- YOUR OBJECTIVE -
Because the entries hold pictures, reproduce only their words, exactly as written.

- Page and application data records -
****************

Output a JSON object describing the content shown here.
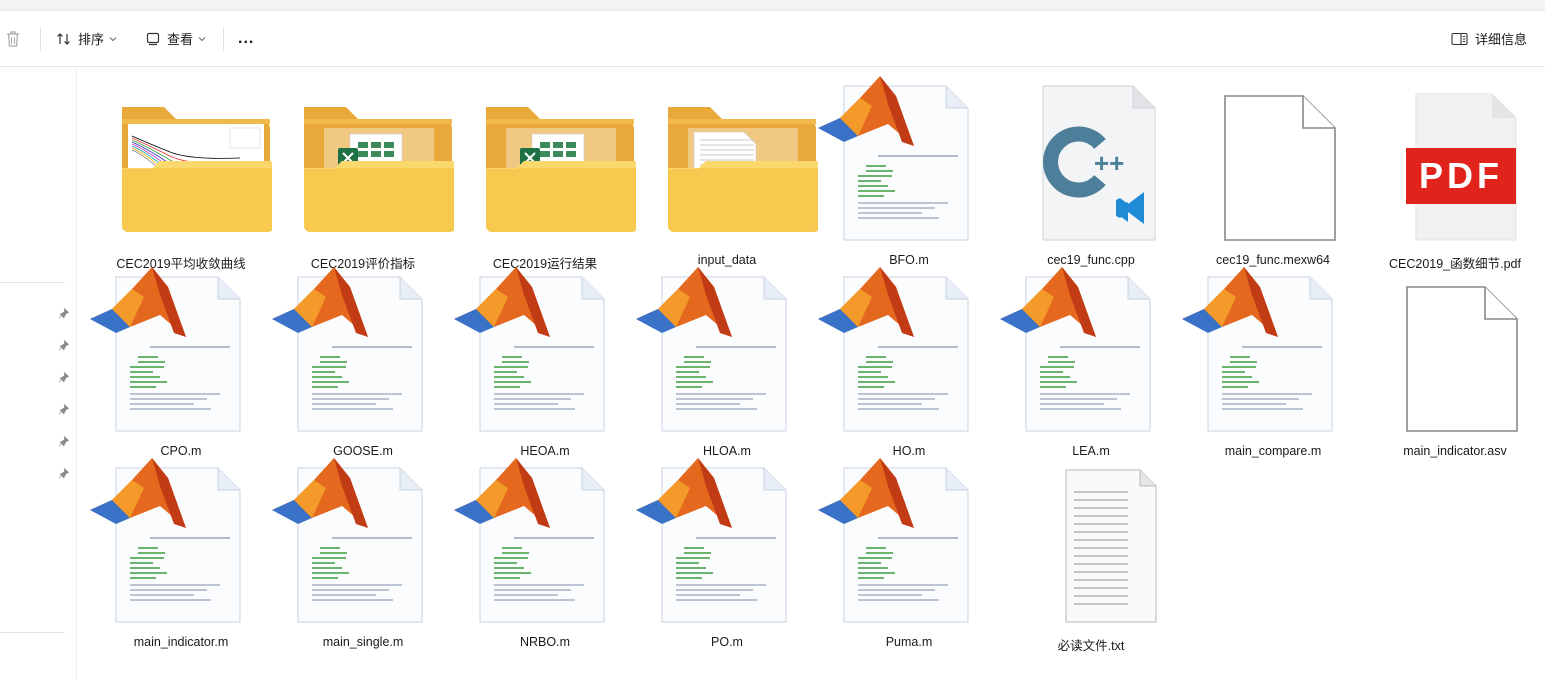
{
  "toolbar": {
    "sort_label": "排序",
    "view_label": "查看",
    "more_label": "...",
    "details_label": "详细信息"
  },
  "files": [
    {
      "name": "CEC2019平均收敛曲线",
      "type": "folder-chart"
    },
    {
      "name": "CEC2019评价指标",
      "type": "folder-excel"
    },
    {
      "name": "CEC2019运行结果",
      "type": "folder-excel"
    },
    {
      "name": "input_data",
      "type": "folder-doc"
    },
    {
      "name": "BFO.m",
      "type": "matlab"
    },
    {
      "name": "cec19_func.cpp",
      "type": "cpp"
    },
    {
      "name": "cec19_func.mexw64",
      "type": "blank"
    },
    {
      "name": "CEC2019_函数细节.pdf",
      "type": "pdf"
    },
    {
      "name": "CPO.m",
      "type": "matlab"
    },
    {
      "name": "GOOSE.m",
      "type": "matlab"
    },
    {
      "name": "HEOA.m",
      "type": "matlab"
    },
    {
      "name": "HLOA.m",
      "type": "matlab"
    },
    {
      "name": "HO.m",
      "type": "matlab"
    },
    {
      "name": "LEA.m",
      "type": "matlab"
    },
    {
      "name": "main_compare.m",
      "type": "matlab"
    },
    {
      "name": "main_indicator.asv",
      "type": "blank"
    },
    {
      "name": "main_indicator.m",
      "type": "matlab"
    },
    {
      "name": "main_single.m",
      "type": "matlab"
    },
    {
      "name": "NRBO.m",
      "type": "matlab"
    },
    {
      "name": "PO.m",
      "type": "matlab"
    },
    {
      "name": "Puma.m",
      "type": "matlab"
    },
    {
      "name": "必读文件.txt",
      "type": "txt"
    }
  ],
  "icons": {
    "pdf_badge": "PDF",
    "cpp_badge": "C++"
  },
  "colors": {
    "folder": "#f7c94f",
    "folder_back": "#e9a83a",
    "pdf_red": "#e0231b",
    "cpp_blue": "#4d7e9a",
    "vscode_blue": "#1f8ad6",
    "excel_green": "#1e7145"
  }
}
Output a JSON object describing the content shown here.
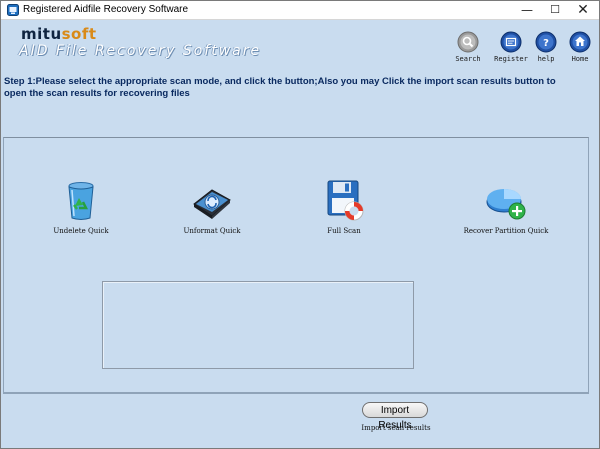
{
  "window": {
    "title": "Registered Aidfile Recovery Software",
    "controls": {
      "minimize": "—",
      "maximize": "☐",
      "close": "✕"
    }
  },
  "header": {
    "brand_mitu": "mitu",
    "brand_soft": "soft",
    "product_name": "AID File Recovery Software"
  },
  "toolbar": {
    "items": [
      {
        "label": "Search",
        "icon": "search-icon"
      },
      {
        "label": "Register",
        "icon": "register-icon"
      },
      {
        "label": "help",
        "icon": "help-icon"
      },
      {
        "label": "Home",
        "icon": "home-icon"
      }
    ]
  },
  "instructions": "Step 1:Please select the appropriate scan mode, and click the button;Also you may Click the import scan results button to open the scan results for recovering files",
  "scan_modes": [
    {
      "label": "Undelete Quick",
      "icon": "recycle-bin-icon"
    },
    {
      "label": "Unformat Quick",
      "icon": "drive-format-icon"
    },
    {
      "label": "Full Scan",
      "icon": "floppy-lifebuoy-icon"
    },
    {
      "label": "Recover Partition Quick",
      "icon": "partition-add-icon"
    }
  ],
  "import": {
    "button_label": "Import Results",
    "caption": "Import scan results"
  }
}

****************

- OUTPUT OF THE EXERCISE -
Output a JSON object describing the content shown here.
{
  "toolbar": {
    "sort_label": "排序",
    "view_label": "查看",
    "more_label": "...",
    "details_label": "详细信息"
  },
  "files": [
    {
      "name": "CEC2019平均收敛曲线",
      "type": "folder-chart"
    },
    {
      "name": "CEC2019评价指标",
      "type": "folder-excel"
    },
    {
      "name": "CEC2019运行结果",
      "type": "folder-excel"
    },
    {
      "name": "input_data",
      "type": "folder-doc"
    },
    {
      "name": "BFO.m",
      "type": "matlab"
    },
    {
      "name": "cec19_func.cpp",
      "type": "cpp"
    },
    {
      "name": "cec19_func.mexw64",
      "type": "blank"
    },
    {
      "name": "CEC2019_函数细节.pdf",
      "type": "pdf"
    },
    {
      "name": "CPO.m",
      "type": "matlab"
    },
    {
      "name": "GOOSE.m",
      "type": "matlab"
    },
    {
      "name": "HEOA.m",
      "type": "matlab"
    },
    {
      "name": "HLOA.m",
      "type": "matlab"
    },
    {
      "name": "HO.m",
      "type": "matlab"
    },
    {
      "name": "LEA.m",
      "type": "matlab"
    },
    {
      "name": "main_compare.m",
      "type": "matlab"
    },
    {
      "name": "main_indicator.asv",
      "type": "blank"
    },
    {
      "name": "main_indicator.m",
      "type": "matlab"
    },
    {
      "name": "main_single.m",
      "type": "matlab"
    },
    {
      "name": "NRBO.m",
      "type": "matlab"
    },
    {
      "name": "PO.m",
      "type": "matlab"
    },
    {
      "name": "Puma.m",
      "type": "matlab"
    },
    {
      "name": "必读文件.txt",
      "type": "txt"
    }
  ],
  "icons": {
    "pdf_badge": "PDF",
    "cpp_badge": "C++"
  },
  "colors": {
    "folder": "#f7c94f",
    "folder_back": "#e9a83a",
    "pdf_red": "#e0231b",
    "cpp_blue": "#4d7e9a",
    "vscode_blue": "#1f8ad6",
    "excel_green": "#1e7145"
  }
}
Output a JSON object describing the content shown here.
{
  "window": {
    "title": "Registered Aidfile Recovery Software",
    "controls": {
      "minimize": "—",
      "maximize": "☐",
      "close": "✕"
    }
  },
  "header": {
    "brand_mitu": "mitu",
    "brand_soft": "soft",
    "product_name": "AID File Recovery Software"
  },
  "toolbar": {
    "items": [
      {
        "label": "Search",
        "icon": "search-icon"
      },
      {
        "label": "Register",
        "icon": "register-icon"
      },
      {
        "label": "help",
        "icon": "help-icon"
      },
      {
        "label": "Home",
        "icon": "home-icon"
      }
    ]
  },
  "instructions": "Step 1:Please select the appropriate scan mode, and click the button;Also you may Click the import scan results button to open the scan results for recovering files",
  "scan_modes": [
    {
      "label": "Undelete Quick",
      "icon": "recycle-bin-icon"
    },
    {
      "label": "Unformat Quick",
      "icon": "drive-format-icon"
    },
    {
      "label": "Full Scan",
      "icon": "floppy-lifebuoy-icon"
    },
    {
      "label": "Recover Partition Quick",
      "icon": "partition-add-icon"
    }
  ],
  "import": {
    "button_label": "Import Results",
    "caption": "Import scan results"
  }
}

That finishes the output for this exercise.